In this regard, the Trump administration has taken an even firmer position. As Secretary of State Mike Pompeo emphasized before the Senate Foreign Relations Committee in May, the United States expects Iran and Saudi Arabia to forgo enrichment and reprocessing just as the UAE has. On this point, the Secretary has the clear support of at least two other senior Trump officials who work on nuclear-security issues at the highest levels . As they and others have recognized , what is peaceful under the NPT can only be so considered if attempts to divert them to make bombs can be reliably detected early enough to intervene before any weapons are built. This simply is not possible with even modest-sized reprocessing or enrichment plants .

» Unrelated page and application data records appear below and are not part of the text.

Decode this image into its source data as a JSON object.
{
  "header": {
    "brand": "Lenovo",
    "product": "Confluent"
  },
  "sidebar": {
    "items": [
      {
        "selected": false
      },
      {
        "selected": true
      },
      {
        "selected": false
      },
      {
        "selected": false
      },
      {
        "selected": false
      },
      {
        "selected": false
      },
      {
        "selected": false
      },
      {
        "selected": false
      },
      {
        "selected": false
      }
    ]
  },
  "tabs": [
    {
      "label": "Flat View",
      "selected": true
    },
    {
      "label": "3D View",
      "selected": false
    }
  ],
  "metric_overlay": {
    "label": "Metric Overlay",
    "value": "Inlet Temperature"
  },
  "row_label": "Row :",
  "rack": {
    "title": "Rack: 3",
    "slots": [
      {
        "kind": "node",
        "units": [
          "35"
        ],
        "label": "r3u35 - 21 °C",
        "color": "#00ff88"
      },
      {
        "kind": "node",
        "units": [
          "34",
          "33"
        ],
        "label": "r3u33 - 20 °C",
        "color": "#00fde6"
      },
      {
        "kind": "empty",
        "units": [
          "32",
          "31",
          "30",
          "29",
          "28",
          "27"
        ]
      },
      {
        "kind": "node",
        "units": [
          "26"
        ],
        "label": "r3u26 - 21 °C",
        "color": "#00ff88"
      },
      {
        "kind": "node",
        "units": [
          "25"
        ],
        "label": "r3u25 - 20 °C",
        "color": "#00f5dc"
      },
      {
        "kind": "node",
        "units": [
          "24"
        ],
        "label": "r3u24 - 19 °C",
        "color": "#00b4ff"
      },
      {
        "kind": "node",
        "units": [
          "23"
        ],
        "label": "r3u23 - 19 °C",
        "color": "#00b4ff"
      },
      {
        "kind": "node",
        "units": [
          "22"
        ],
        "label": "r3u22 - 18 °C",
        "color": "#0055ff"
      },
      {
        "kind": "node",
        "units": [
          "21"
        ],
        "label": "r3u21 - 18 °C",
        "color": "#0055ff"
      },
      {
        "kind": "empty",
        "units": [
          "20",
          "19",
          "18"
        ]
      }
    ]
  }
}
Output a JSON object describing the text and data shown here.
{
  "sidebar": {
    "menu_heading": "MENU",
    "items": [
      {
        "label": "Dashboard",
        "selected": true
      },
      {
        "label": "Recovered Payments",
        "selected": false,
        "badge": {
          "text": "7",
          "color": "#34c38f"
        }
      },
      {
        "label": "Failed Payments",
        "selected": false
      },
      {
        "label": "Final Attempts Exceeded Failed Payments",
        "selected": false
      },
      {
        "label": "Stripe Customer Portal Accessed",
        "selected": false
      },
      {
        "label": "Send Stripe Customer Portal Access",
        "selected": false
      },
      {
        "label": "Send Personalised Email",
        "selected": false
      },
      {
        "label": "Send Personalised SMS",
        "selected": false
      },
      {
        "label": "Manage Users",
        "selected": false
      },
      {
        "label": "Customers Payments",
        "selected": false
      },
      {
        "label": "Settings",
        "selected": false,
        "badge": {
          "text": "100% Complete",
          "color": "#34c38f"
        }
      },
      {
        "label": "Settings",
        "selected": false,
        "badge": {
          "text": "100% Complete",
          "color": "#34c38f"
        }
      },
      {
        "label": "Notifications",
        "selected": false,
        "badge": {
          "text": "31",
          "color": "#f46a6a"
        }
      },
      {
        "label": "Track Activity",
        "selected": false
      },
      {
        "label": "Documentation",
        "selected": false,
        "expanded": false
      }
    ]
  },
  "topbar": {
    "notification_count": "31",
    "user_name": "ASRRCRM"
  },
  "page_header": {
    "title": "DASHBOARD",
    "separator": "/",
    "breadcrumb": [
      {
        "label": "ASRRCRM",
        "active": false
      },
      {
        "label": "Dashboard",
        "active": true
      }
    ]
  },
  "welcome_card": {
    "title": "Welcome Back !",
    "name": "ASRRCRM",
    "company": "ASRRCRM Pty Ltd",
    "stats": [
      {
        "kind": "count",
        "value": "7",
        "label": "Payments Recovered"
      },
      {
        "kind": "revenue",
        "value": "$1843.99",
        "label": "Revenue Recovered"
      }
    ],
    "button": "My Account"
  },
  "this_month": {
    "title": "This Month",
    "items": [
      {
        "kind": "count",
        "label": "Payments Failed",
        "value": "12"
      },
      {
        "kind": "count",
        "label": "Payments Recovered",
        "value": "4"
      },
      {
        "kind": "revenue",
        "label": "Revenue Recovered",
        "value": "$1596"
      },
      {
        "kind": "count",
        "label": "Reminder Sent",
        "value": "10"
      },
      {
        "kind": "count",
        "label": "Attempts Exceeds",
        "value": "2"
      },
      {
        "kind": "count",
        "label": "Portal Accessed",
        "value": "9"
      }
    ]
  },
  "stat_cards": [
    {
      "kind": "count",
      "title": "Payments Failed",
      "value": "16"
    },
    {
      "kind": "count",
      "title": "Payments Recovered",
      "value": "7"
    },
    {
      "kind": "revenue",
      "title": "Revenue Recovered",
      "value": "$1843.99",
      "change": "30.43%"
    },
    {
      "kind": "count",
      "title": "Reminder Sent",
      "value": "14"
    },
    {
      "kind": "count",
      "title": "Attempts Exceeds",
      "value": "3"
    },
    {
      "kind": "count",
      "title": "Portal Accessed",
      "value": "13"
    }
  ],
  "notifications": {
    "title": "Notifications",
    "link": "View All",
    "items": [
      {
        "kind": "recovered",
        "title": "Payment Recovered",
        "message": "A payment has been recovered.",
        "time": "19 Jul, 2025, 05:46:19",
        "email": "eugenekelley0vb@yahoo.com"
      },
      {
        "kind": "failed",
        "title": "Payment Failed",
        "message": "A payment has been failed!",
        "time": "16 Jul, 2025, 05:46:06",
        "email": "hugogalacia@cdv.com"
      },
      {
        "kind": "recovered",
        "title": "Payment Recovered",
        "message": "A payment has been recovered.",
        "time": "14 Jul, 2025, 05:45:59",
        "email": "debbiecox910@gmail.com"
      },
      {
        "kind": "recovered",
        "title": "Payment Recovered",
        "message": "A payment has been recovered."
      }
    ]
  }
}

In dealing with Iran, the Trump administration should double down on this point with Saudi Arabia, Jordan, Turkey, the UAE, Morocco and Egypt, (all of which either have nuclear cooperative agreements with the United States or have discussed such cooperation). It also should do so in East Asia as it works with Seoul, Tokyo and Beijing on the North Korean problem. The White House knows that any denuclearization agreement with Pyongyang must assure the North Korea ends its enrichment and reprocessing activities.
Assuming negotiations with Pyongyang will take some months, and possibly more, it would be helpful to spotlight the advantages of at least shuttering reprocessing in the region. China’s nuclear-power expansion is slowing down. Beijing is talking about building a commercial reprocessing plant, but it hasn’t found a construction site that its public will accept. Japan won’t start its costly reprocessing plant at Rokkasho for at least another three to four years and South Korea says it will build no new additional reactors and plans to get out of nuclear power entirely. President Trump, meanwhile, has called for terminating the Department of Energy’s costly effort to fabricate surplus weapons plutonium to fuel U.S. commercial power reactors. Securing decisions to pause the recycling of plutonium in each of these countries would make sense.
This, then, brings us to Trump’s other nuclear initiative that could foster greater strategic restraint—the Pentagon’s planned upgrades to our strategic forces. Given the growing number of new Russian and Chinese missiles and Moscow’s and Beijing’s deployment of new, offensive military-capable satellites, the Pentagon aims to catch up with nuclear and nonnuclear missiles and an assortment of stealthy, maneuverable and offensive satellites of its own. The general idea is to keep our military competitive with the Russians and Chinese. What precisely we are competing for, however, is less clear.